__Instructions to follow__. Reproduce the closing run of lines below verbatim, from the line that contains "Transcribe this image's" up to and including the final line.

--------------------------------------------------

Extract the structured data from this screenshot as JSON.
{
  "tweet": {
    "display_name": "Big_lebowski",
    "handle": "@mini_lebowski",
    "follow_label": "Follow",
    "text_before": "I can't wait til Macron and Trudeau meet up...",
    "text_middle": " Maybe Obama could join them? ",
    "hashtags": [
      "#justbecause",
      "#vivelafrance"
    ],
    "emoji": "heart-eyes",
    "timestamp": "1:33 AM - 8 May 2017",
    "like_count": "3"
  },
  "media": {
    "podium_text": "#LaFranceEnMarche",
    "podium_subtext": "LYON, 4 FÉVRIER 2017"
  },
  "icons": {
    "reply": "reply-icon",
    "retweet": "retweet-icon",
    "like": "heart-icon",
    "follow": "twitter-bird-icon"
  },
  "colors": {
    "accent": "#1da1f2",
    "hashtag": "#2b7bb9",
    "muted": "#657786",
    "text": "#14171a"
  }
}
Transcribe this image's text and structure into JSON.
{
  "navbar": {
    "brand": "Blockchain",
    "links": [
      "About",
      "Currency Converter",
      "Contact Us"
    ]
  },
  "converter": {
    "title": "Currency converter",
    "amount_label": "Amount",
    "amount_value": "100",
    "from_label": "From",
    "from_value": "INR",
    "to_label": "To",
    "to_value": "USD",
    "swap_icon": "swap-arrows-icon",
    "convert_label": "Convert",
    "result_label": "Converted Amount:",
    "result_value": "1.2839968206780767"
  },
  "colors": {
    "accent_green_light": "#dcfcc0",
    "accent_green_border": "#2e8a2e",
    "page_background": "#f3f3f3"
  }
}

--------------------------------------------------

__Result of the exercise__.
Transcribe this image's text and structure into JSON.
{
  "navbar": {
    "brand": "Blockchain",
    "links": [
      "About",
      "Currency Converter",
      "Contact Us"
    ]
  },
  "converter": {
    "title": "Currency converter",
    "amount_label": "Amount",
    "amount_value": "100",
    "from_label": "From",
    "from_value": "INR",
    "to_label": "To",
    "to_value": "USD",
    "swap_icon": "swap-arrows-icon",
    "convert_label": "Convert",
    "result_label": "Converted Amount:",
    "result_value": "1.2839968206780767"
  },
  "colors": {
    "accent_green_light": "#dcfcc0",
    "accent_green_border": "#2e8a2e",
    "page_background": "#f3f3f3"
  }
}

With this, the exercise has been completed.